Don’t let the effects of a natural disaster put you in a bind. Use these tips to help protect your household and wallet.
Extreme weather and natural disasters can cause extensive damage to homes and your finances if you’re not prepared. According to the Insurance Information Institute, insured losses due to natural disasters totaled over $98 billion in 2022. While these events are unpredictable, the last thing you want to be is unprepared.
Here are some simple things you can do to protect your home and finances in the event of a natural disaster.
Prepare In Advance
Natural disasters affect each household differently. Depending on what you encounter, you may be looking at extended hotel stays, replacing vehicles and furniture, or even finding a new job. Prepare by building an emergency fund with the recommended three to six months’ worth of expenses at minimum; put money aside today and continue to do so with every paycheck. This will create a financial buffer to keep you afloat without having to rely on credit cards or high-interest loans.
Disasters can often mean power outages, which may result in ATMs and credit card machines not working.
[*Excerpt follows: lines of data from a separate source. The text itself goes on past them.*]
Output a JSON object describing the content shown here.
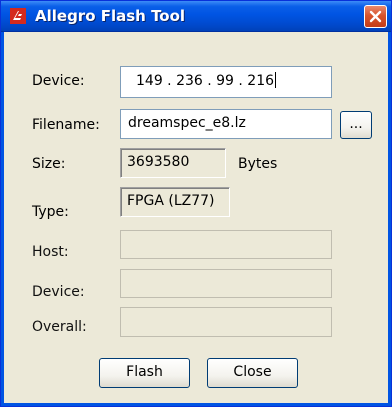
{
  "window": {
    "title": "Allegro Flash Tool"
  },
  "form": {
    "device_label": "Device:",
    "device_ip": "149 . 236 . 99 . 216",
    "filename_label": "Filename:",
    "filename_value": "dreamspec_e8.lz",
    "browse_label": "...",
    "size_label": "Size:",
    "size_value": "3693580",
    "size_unit": "Bytes",
    "type_label": "Type:",
    "type_value": "FPGA (LZ77)",
    "progress_host_label": "Host:",
    "progress_device_label": "Device:",
    "progress_overall_label": "Overall:"
  },
  "buttons": {
    "flash": "Flash",
    "close": "Close"
  },
  "colors": {
    "title_bar": "#0054e3",
    "close_button": "#d9542c",
    "window_bg": "#ece9d8"
  }
}
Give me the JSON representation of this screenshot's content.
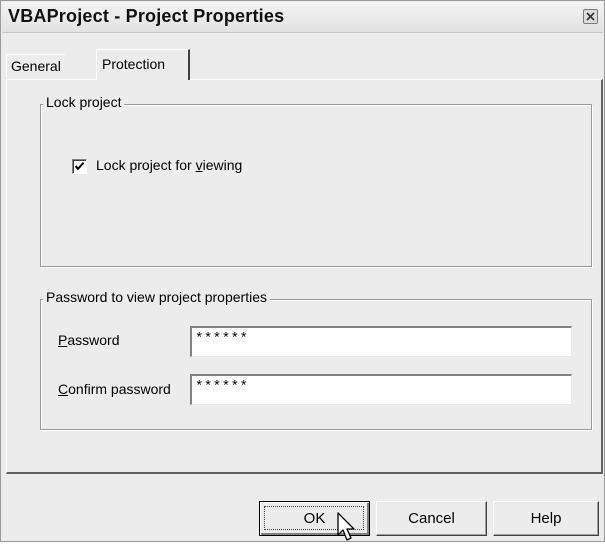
{
  "window": {
    "title": "VBAProject - Project Properties"
  },
  "tabs": [
    {
      "label": "General",
      "selected": false
    },
    {
      "label": "Protection",
      "selected": true
    }
  ],
  "lock_group": {
    "legend": "Lock project",
    "checkbox": {
      "label_before": "Lock project for ",
      "label_mnemonic": "v",
      "label_after": "iewing",
      "checked": true
    }
  },
  "password_group": {
    "legend": "Password to view project properties",
    "password": {
      "label_mnemonic": "P",
      "label_rest": "assword",
      "value": "******"
    },
    "confirm": {
      "label_mnemonic": "C",
      "label_rest": "onfirm password",
      "value": "******"
    }
  },
  "buttons": {
    "ok": "OK",
    "cancel": "Cancel",
    "help": "Help"
  },
  "icons": {
    "close": "close-icon",
    "check": "checkmark-icon",
    "cursor": "mouse-pointer-icon"
  }
}
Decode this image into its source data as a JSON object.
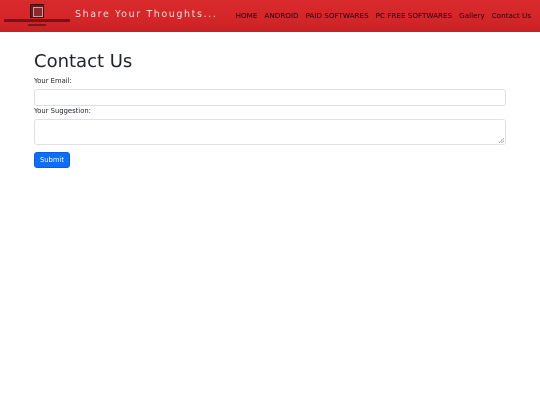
{
  "navbar": {
    "tagline": "Share Your Thoughts...",
    "links": [
      {
        "label": "HOME"
      },
      {
        "label": "ANDROID"
      },
      {
        "label": "PAID SOFTWARES"
      },
      {
        "label": "PC FREE SOFTWARES"
      },
      {
        "label": "Gallery"
      },
      {
        "label": "Contact Us"
      }
    ],
    "background_color": "#d42628"
  },
  "form": {
    "title": "Contact Us",
    "email_label": "Your Email:",
    "email_value": "",
    "suggestion_label": "Your Suggestion:",
    "suggestion_value": "",
    "submit_label": "Submit",
    "submit_color": "#0d6efd"
  }
}
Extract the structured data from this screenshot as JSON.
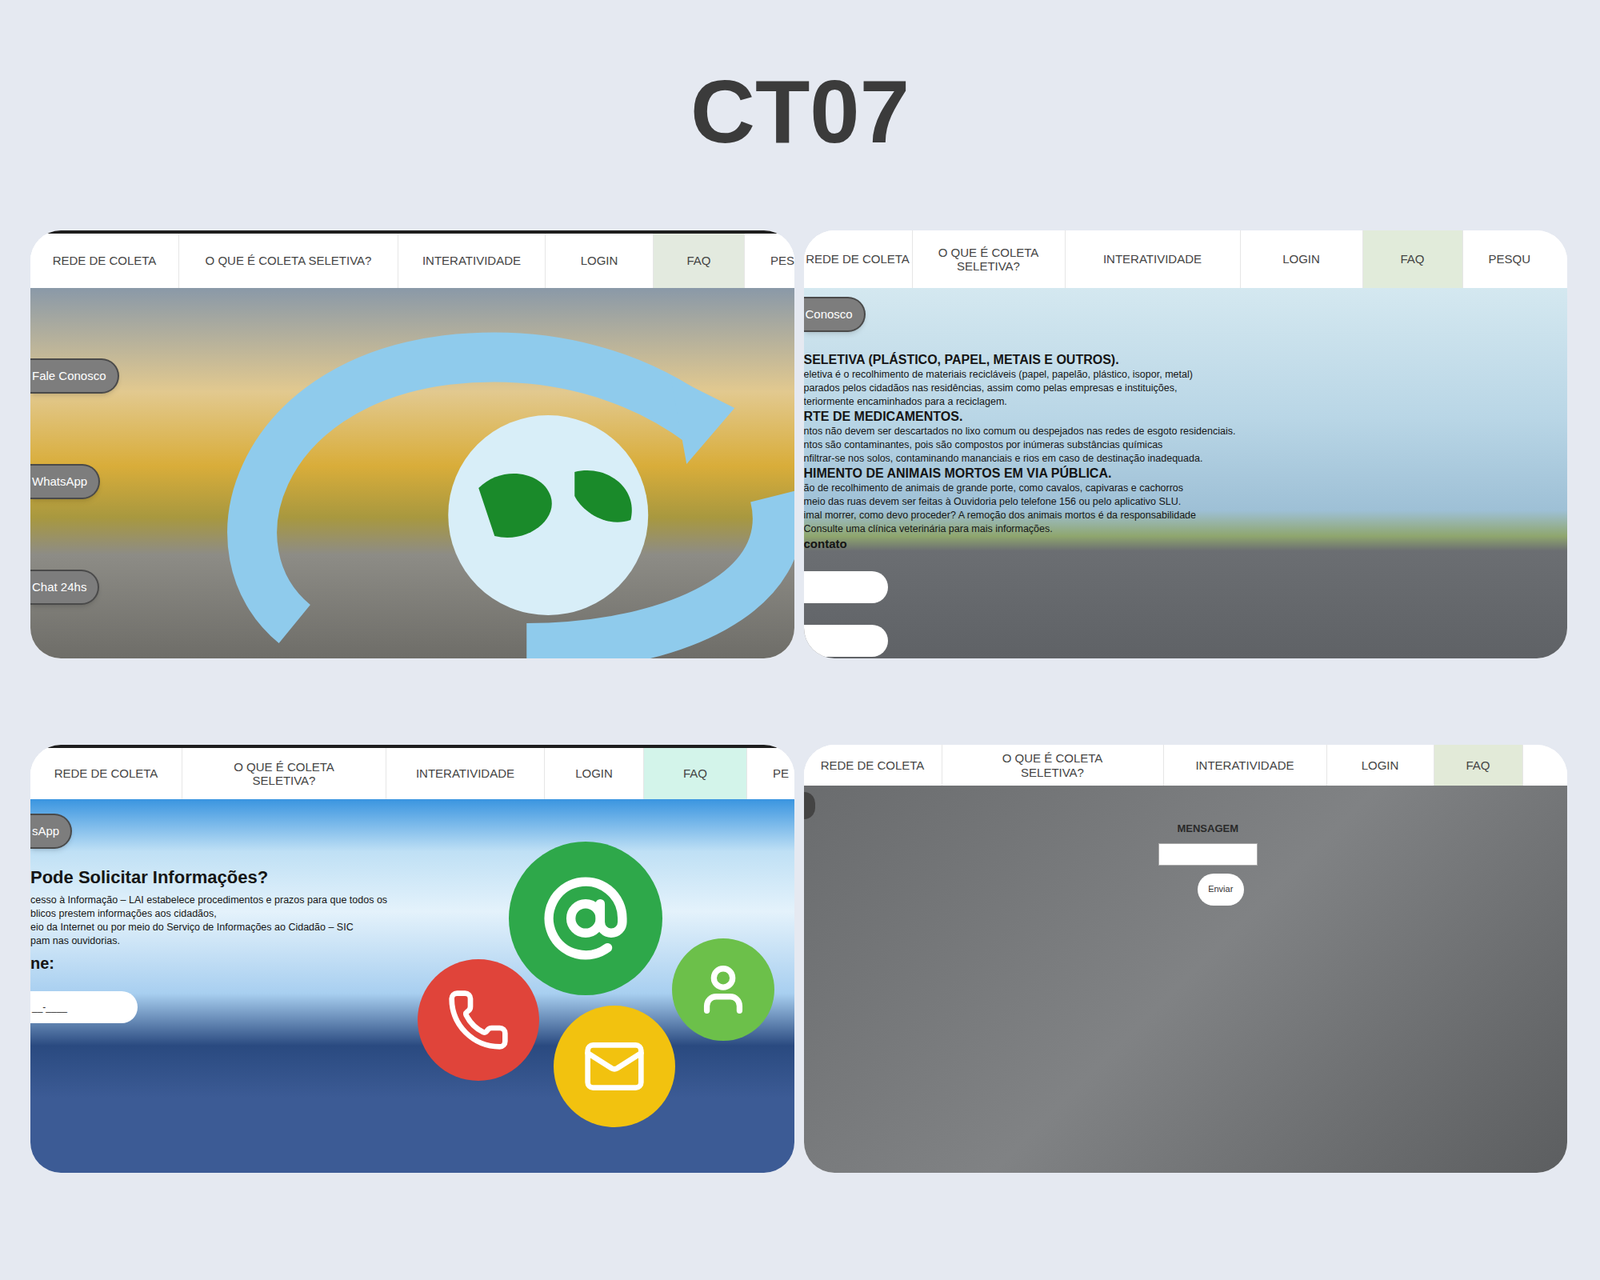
{
  "slide": {
    "title": "CT07"
  },
  "panels": [
    {
      "kind": "home",
      "nav": [
        {
          "label": "REDE DE COLETA",
          "selected": false
        },
        {
          "label": "O QUE É COLETA SELETIVA?",
          "selected": false
        },
        {
          "label": "INTERATIVIDADE",
          "selected": false
        },
        {
          "label": "LOGIN",
          "selected": false
        },
        {
          "label": "FAQ",
          "selected": true
        },
        {
          "label": "PES",
          "selected": false
        }
      ],
      "side_buttons": [
        "Fale Conosco",
        "WhatsApp",
        "Chat 24hs"
      ]
    },
    {
      "kind": "info",
      "nav": [
        {
          "label": "REDE DE COLETA",
          "selected": false
        },
        {
          "label": "O QUE É COLETA SELETIVA?",
          "selected": false
        },
        {
          "label": "INTERATIVIDADE",
          "selected": false
        },
        {
          "label": "LOGIN",
          "selected": false
        },
        {
          "label": "FAQ",
          "selected": true
        },
        {
          "label": "PESQU",
          "selected": false
        }
      ],
      "side_button": "Conosco",
      "sections": [
        {
          "heading": "SELETIVA (PLÁSTICO, PAPEL, METAIS E OUTROS).",
          "lines": [
            "eletiva é o recolhimento de materiais recicláveis (papel, papelão, plástico, isopor, metal)",
            "parados pelos cidadãos nas residências, assim como pelas empresas e instituições,",
            "teriormente encaminhados para a reciclagem."
          ]
        },
        {
          "heading": "RTE DE MEDICAMENTOS.",
          "lines": [
            "ntos não devem ser descartados no lixo comum ou despejados nas redes de esgoto residenciais.",
            "ntos são contaminantes, pois são compostos por inúmeras substâncias químicas",
            "nfiltrar-se nos solos, contaminando mananciais e rios em caso de destinação inadequada."
          ]
        },
        {
          "heading": "HIMENTO DE ANIMAIS MORTOS EM VIA PÚBLICA.",
          "lines": [
            "ão de recolhimento de animais de grande porte, como cavalos, capivaras e cachorros",
            "meio das ruas devem ser feitas à Ouvidoria pelo telefone 156 ou pelo aplicativo SLU.",
            "imal morrer, como devo proceder? A remoção dos animais mortos é da responsabilidade",
            "Consulte uma clínica veterinária para mais informações."
          ]
        }
      ],
      "contact_label": "contato"
    },
    {
      "kind": "contact",
      "nav": [
        {
          "label": "REDE DE COLETA",
          "selected": false
        },
        {
          "label": "O QUE É COLETA SELETIVA?",
          "selected": false
        },
        {
          "label": "INTERATIVIDADE",
          "selected": false
        },
        {
          "label": "LOGIN",
          "selected": false
        },
        {
          "label": "FAQ",
          "selected": true
        },
        {
          "label": "PE",
          "selected": false
        }
      ],
      "side_button": "sApp",
      "heading": "Pode Solicitar Informações?",
      "lines": [
        "cesso à Informação – LAI estabelece procedimentos e prazos para que todos os",
        "blicos prestem informações aos cidadãos,",
        "eio da Internet ou por meio do Serviço de Informações ao Cidadão – SIC",
        "pam nas ouvidorias."
      ],
      "field_label": "ne:",
      "field_value": "__-____"
    },
    {
      "kind": "message",
      "nav": [
        {
          "label": "REDE DE COLETA",
          "selected": false
        },
        {
          "label": "O QUE É COLETA SELETIVA?",
          "selected": false
        },
        {
          "label": "INTERATIVIDADE",
          "selected": false
        },
        {
          "label": "LOGIN",
          "selected": false
        },
        {
          "label": "FAQ",
          "selected": true
        }
      ],
      "field_label": "MENSAGEM",
      "button": "Enviar"
    }
  ]
}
Keep some cash on hand so you’re able to pay for what you need in these situations.
Collect & Safeguard Personal Documents
Whether you’re preparing for an emergency or not, it’s always a good idea to organize and back up vital documents. Start by collecting critical financial, medical, and legal documents and think about securing original copies in a safe location – like a safe deposit box or fire and waterproof safe. If evacuation is a possibility, you may want original copies on hand and easily accessible in case you have to leave in a hurry.
Check out the Federal Emergency Management Agency (FEMA) for recommendations on gathering and storing critical documents.
Add To Your Homeowners Insurance Policy
Review your current homeowners insurance policy. If you have a standard policy, you’ll discover there are certain situations that aren’t covered – like damage from earthquakes and floods – as well as limits to what they’ll cover in others. From tornadoes, cold weather or snow damage, floods, earthquakes, and hurricanes, there’s a lot to take into consideration.
The good news is insurance companies sell specialized policies for natural disasters. Getting the right coverage – whether you own or rent – can be critical to successfully coming out the other side of a natural disaster. Take the time to reach out to your agent or go online to find out about available options.
Consider Comprehensive Coverage For Your Vehicle
Comprehensive auto coverage will cover damage caused by a natural disaster – including hurricanes, tornadoes, hailstorms, earthquakes, flooding, wildfires, etc. It’ll pay up to your policy’s maximum or your vehicle’s value minus your deductible, protecting you from major out-of-pocket repairs.
If you’re unsure of the type of coverage you have, reach out to your agent and make any necessary changes if needed.
Home Maintenance & Upgrades
When’s the last time you did a little maintenance to the outside of your home? Minimize the damage a natural disaster can cause by inspecting or installing some upgrades.
Start by getting your roof checked. Hire a professional to come out, inspect for loose or damaged shingles, and check the metal flashing around openings on roof valleys for leaks. Declutter drains and gutters; it’s also good to trim any trees, shrubs, and dead limbs. Toughen your exterior with storm shutters and a wind-resistant garage door. When a storm is coming, secure or bring in loose items – such as, outside furniture, potted plants, umbrellas, grills, or even trailers.
Prepare To Shelter-In-Place
Whether you think you’ll need to shelter-in-place or not, be prepared! Stock your pantry and closets with anything you might need. Stash canned food items and other non-perishable food just in case you’re not able to get to a supermarket. In the event you lose electricity, keep a battery-operated radio, multiple flashlights, along with brand new packages of live batteries for both. If you don’t have one already, invest in a portable cell phone charger; having a fully charged cell phone can connect you to life-saving assistance and real-time resources.
During extreme weather and natural disasters, the most important thing to remember is to be safe. Planning in advance and staying informed can not only play a big part in your and your family’s safety but also in reducing the damaging effects on your home and finances.